In a world where we now pay for so much of what we used to get for free, the public library is like an endangered species and its hard to know how much longer it will survive. Here in England the government is closing libraries across the country, so today on National Libraries Day, my daughter and I are going to our local branch to show our support.
As an avid reader and writer, naturally I love books. I buy them, swap them, donate them and borrow them- in copious amounts. I've regularly used the library since childhood. In Chicago we had a very local branch which I would spend ages in, browsing the children's section but having even more adventures sneaking round to the adult aisles, where a whole new uncharted world awaited. The library was a place that fueled my imagination. I have tried to instill this spirit into my own children, using the local library everywhere that I have lived. We have enjoyed story times, author readings, films, book sales, etc. We borrow dvd's which although we now have to pay for, are still better value than anywhere else. Although I do buy books, its a wonderful privilege to be able to go and pick out a book, or five, and take them home for free. We learn many hidden values by using the library, things like non-ownership or perhaps collective ownership, sharing, and a sense of community. As a Buddhist this fits in well with my world view, that we can appreciate something, without attachment, without always having to acquire it, own it. I am fond of bookshops in much the same way, except that I know if there's a book I really want to read, I won't be able to unless I have the money to buy it.
In the valley I live in, in West Yorkshire, the council controversially plans to tear down the main library branch to build a new one costing millions of pounds. A new library should be a welcome idea anywhere, but with money being cut from every sort of service, and other libraries being closed, it begs the question as to why, when the one we've got seems perfectly fine.The council has given its reasons such as the current building will cost too much to update (things like mould problems) and the benefit of building a new one on a different site allows the current one to remain open until completion. That sounds like a valid point, as I would be more concerned if the library closed before they actually had a new one, that could result in no library at all. Another point the council made is that research shows more people are attracted to new and updated buildings. In today's mass market world that is probably true, we are like magpies always seeking out the new and shiny. Yet do we need to perpetuate that idea? are there not other ways to generate interest in libraries? I don't know the answer but, the more people that use the library the better.

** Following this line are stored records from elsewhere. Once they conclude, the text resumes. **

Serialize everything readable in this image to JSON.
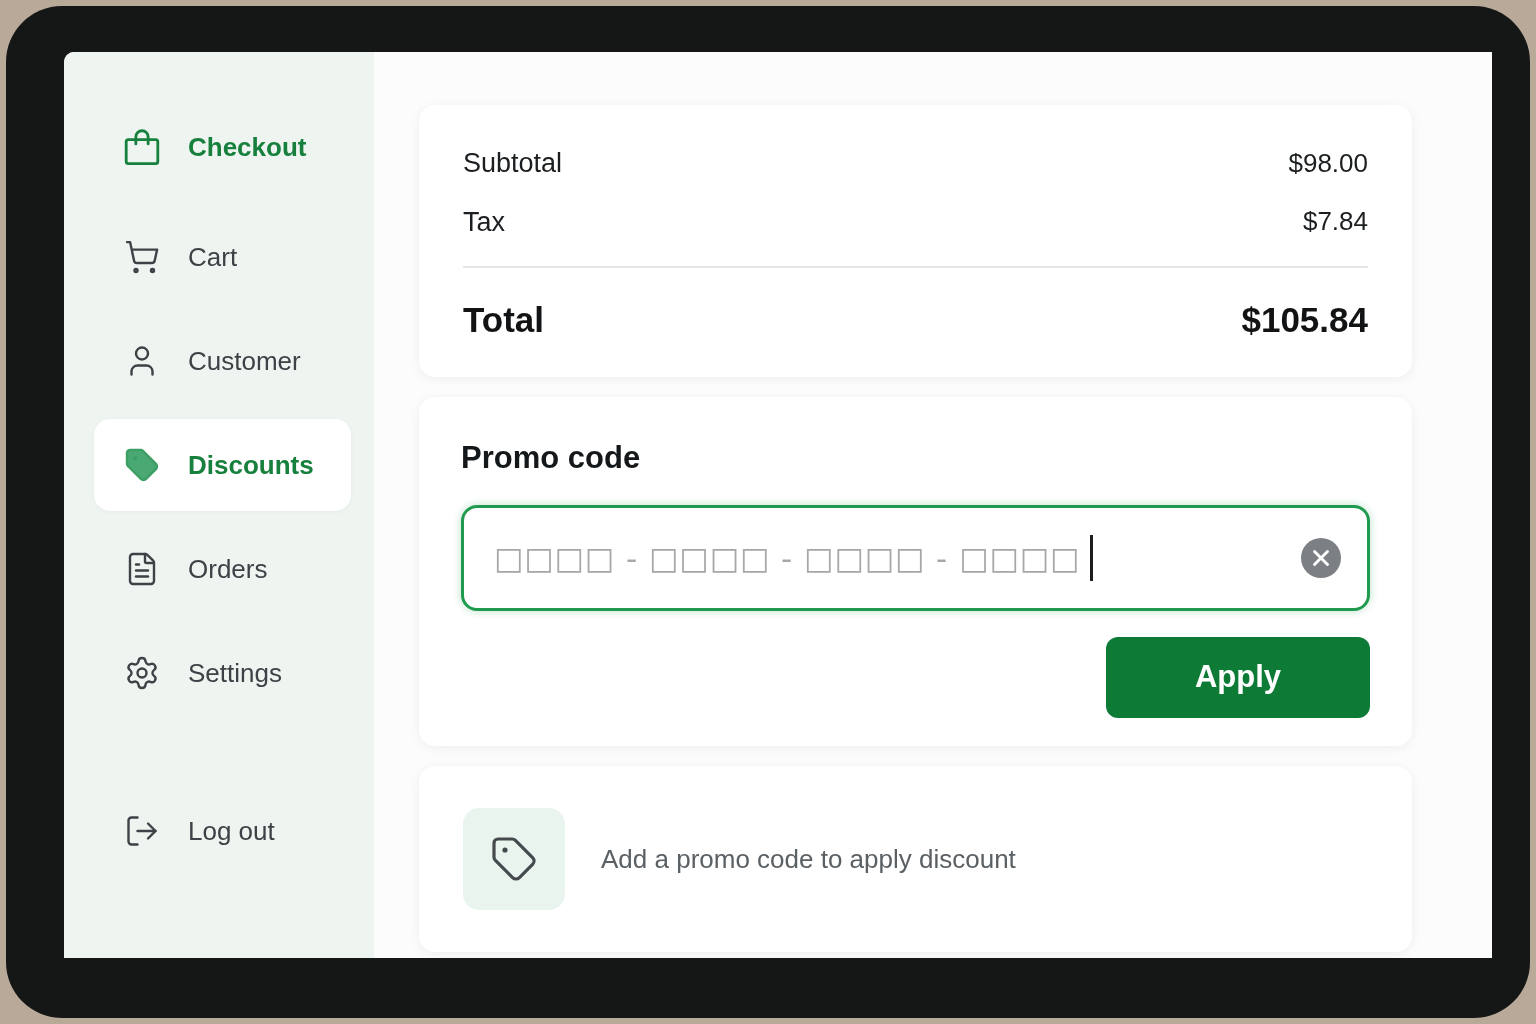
{
  "sidebar": {
    "header": {
      "label": "Checkout"
    },
    "items": [
      {
        "label": "Cart",
        "selected": false
      },
      {
        "label": "Customer",
        "selected": false
      },
      {
        "label": "Discounts",
        "selected": true
      },
      {
        "label": "Orders",
        "selected": false
      },
      {
        "label": "Settings",
        "selected": false
      }
    ],
    "footer": {
      "label": "Log out"
    }
  },
  "summary": {
    "rows": [
      {
        "label": "Subtotal",
        "value": "$98.00"
      },
      {
        "label": "Tax",
        "value": "$7.84"
      }
    ],
    "total": {
      "label": "Total",
      "value": "$105.84"
    }
  },
  "promo": {
    "title": "Promo code",
    "input": {
      "placeholder": "□□□□ - □□□□ - □□□□ - □□□□",
      "focused": true
    },
    "button": "Apply"
  },
  "hint": {
    "text": "Add a promo code to apply discount"
  }
}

Public libraries are one of the last bastions of democracy, providing knowledge and information accessible to all. Sure, just about every thing you could want to know or not want to know is accessible within seconds on the internet- and to some extent its free. The question of unlimited access to the internet is also under debate but for some its still not free. There are many who cannot or do not want to have the internet in their homes. If you can't afford to buy a computer, set up and pay for a phone line, pay for access every month, pay the electricity etc.. you can use the internet for free at the library, for a period of time. It would be a tremendous loss to society if our democratic system of public libraries disappeared, so that's why we continue to use and enjoy ours, and don't take the privilege for granted.
*proposed new central library, Halifax artists rendition courtesy of http://www.calderdale.gov.uk/leisure/libraries/new-library/index.html